1 WHerefore was man thus form'd with eye sublime,
2 With active joints, to traverse hill or plain,
3 But to contemplate nature in her prime,
4 Lord of this ample world, his fair domain?
5 Why on this various earth such beauty pour'd,
6 But for thy pleasure, man, her sovereign lord?
7 Why does the mantling vine her juice afford
8 Nectareous, but to cheer with cordial taste?
9 Why are the earth and air and ocean stor'd
10 With beast, fish, fowl; if not for man's repast!
11 Yet what avails to me, or taste, or sight,
12 Exil'd from every object of delight?
13 So much I feel of anguish, day and night
14 Tortur'd, benumb'd; in vain the fields to range
15 Me vernal breezes, and mild suns invite:
16 In vain the banquet smokes with kindly change
17 Of delicacies, while on every plate
18 Pain lurks in ambush, and alluring fate.
19 Fool not to know the friendly powers create
20 These maladies in pity to mankind;
21 These abdicated reason reinstate,
22 When lawless appetite usurps the mind;
23 Heaven's faithful centries at the door of bliss
24 Plac'd to deter, or to chastise excess.
25 Weak is the aid of wisdom to repress
26 Passion perverse; philosophy how vain!

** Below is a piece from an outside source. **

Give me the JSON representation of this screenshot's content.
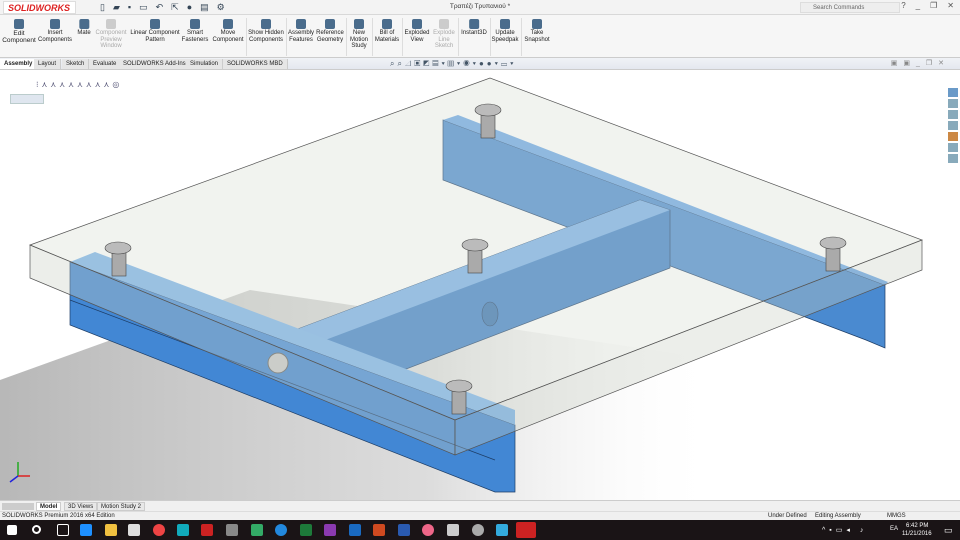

27 'Gainst Circe's cup, enchanting sorceress;
28 Or when the Syren sings her warbling strain.
29 Whate'er or sages teach, or bards reveal,
30 Men still are men, and learn but when they feel.
31 As in some free and well-pois'd common-weal
32 Sedition warns the rulers how to steer,
33 As storms and thunders rattling with loud peal,
34 From noxious dregs the dull horizon clear;
35 So when the mind imbrutes in sloth supine,
36 Sharp pangs awake her energy divine.
37 Cease, then, ah cease, fond mortal, to repine
38 At laws, which nature wisely did ordain;
39 Pleasure, what is it? rightly to define,
40 'Tis but a short liv'd interval from pain:
41 Or rather each alternately renew'd,
42 Give to our lives a sweet vicissitude.